Smartphone albumin detector to make life easier for diabetics

A lightweight device that conducts kidney tests and transmits data through a smartphone attachment could reduce the need for frequent surgery visits by people with diabetes or chronic kidney ailments.

The smartphone-based device was developed in the research lab of Aydogan Ozcan, a professor of electrical engineering and bioengineering at the UCLA Henry Samueli School of Engineering and Applied Science, and associate director of the California NanoSystems Institute.

The device can determine levels of albumin – a protein in blood that is a sign of danger when found in urine – in the patient’s urine and transmit the results in seconds. Albumin is a protein in blood that is a sign of danger when found in urine.

Ozcan’s lab also developed the opto-mechanical phone attachment, disposable test tubes, Android app and software to transmit the data. The research has been published in Lab on a Chip.

‘Albumin testing is frequently done to assess kidney damage, especially for diabetes patients,’ Ozcan said in a statement. ‘This device provides an extremely convenient platform for chronic patients at home or in remote locations where cell phones work.’

Patients at risk for diabetes, kidney disease and other ailments must regularly provide fluid samples – sometimes more than one a day – to monitor their health, which requires visits to labs or health centres.

The new device is said to project beams of visible light through two small fluorescent tubes attached to the device, one containing a control liquid and the other a urine sample mixed with fluorescent dyes. The smartphone camera captures the fluorescent light after it passes through an additional lens.

An Android application then processes the raw images in less than one second and the device transmits the test results to a database or health care provider.

The test, which measures albumin concentration in urine, is claimed to be accurate to within less than 10 micrograms per millilitre, which is within accepted clinical standards used in diagnosing conditions such as microalbuminuria, the excretion of albumin in urine.

The time it takes to conduct a test, including preparation of a sample using a small syringe to inject the urine into a fluorescent tube, is about five minutes.
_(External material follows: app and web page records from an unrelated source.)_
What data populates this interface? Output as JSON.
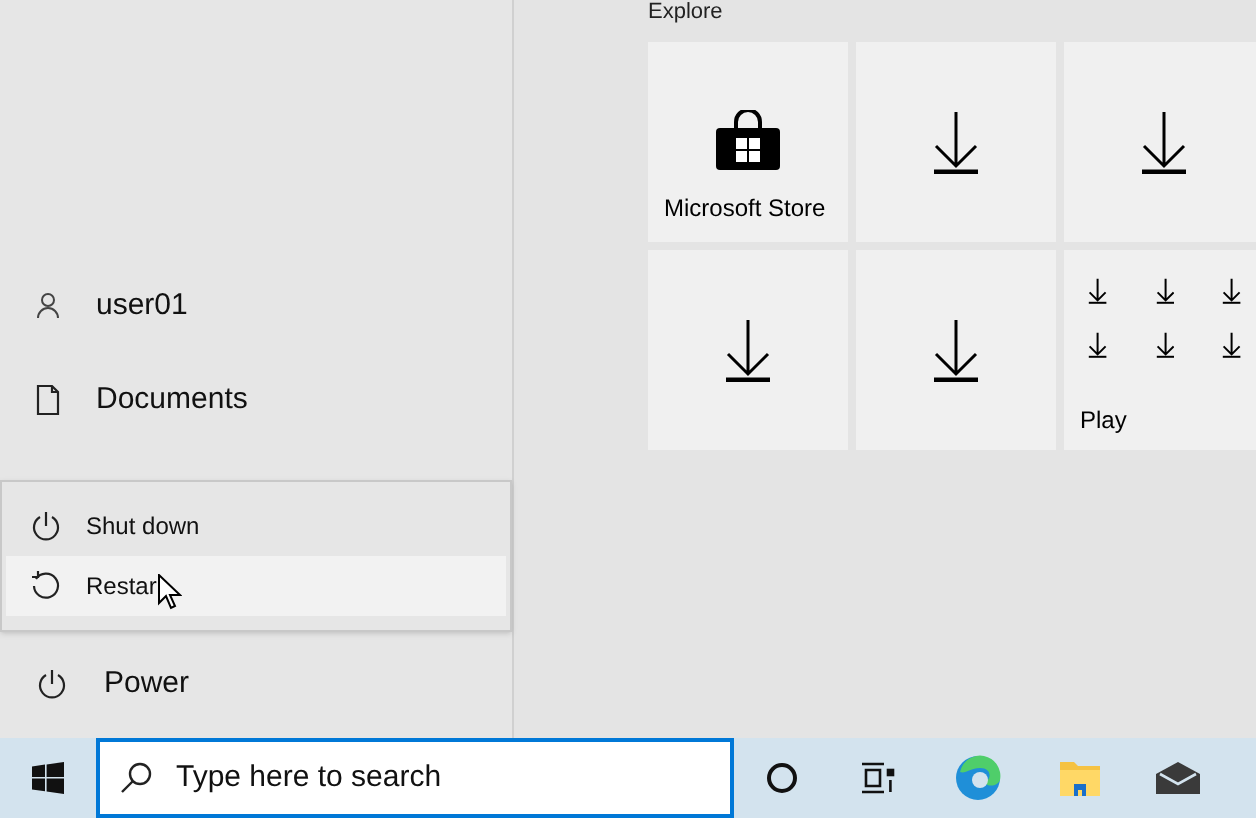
{
  "start_menu": {
    "user": "user01",
    "items": [
      {
        "label": "Documents"
      }
    ],
    "power_menu": [
      {
        "label": "Shut down",
        "kind": "shutdown",
        "selected": false
      },
      {
        "label": "Restar",
        "kind": "restart",
        "selected": true
      }
    ],
    "power": "Power"
  },
  "tiles_section": {
    "title": "Explore",
    "tiles": [
      {
        "kind": "app",
        "label": "Microsoft Store"
      },
      {
        "kind": "pending"
      },
      {
        "kind": "pending"
      },
      {
        "kind": "pending"
      },
      {
        "kind": "pending"
      },
      {
        "kind": "folder",
        "label": "Play",
        "items": [
          {
            "kind": "pending"
          },
          {
            "kind": "pending"
          },
          {
            "kind": "pending"
          },
          {
            "kind": "pending"
          },
          {
            "kind": "pending"
          },
          {
            "kind": "pending"
          }
        ]
      }
    ]
  },
  "taskbar": {
    "search_placeholder": "Type here to search"
  }
}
Ozcan estimates that the device — for which his lab also has developed an iPhone app — could be produced commercially for $50 to $100 per unit.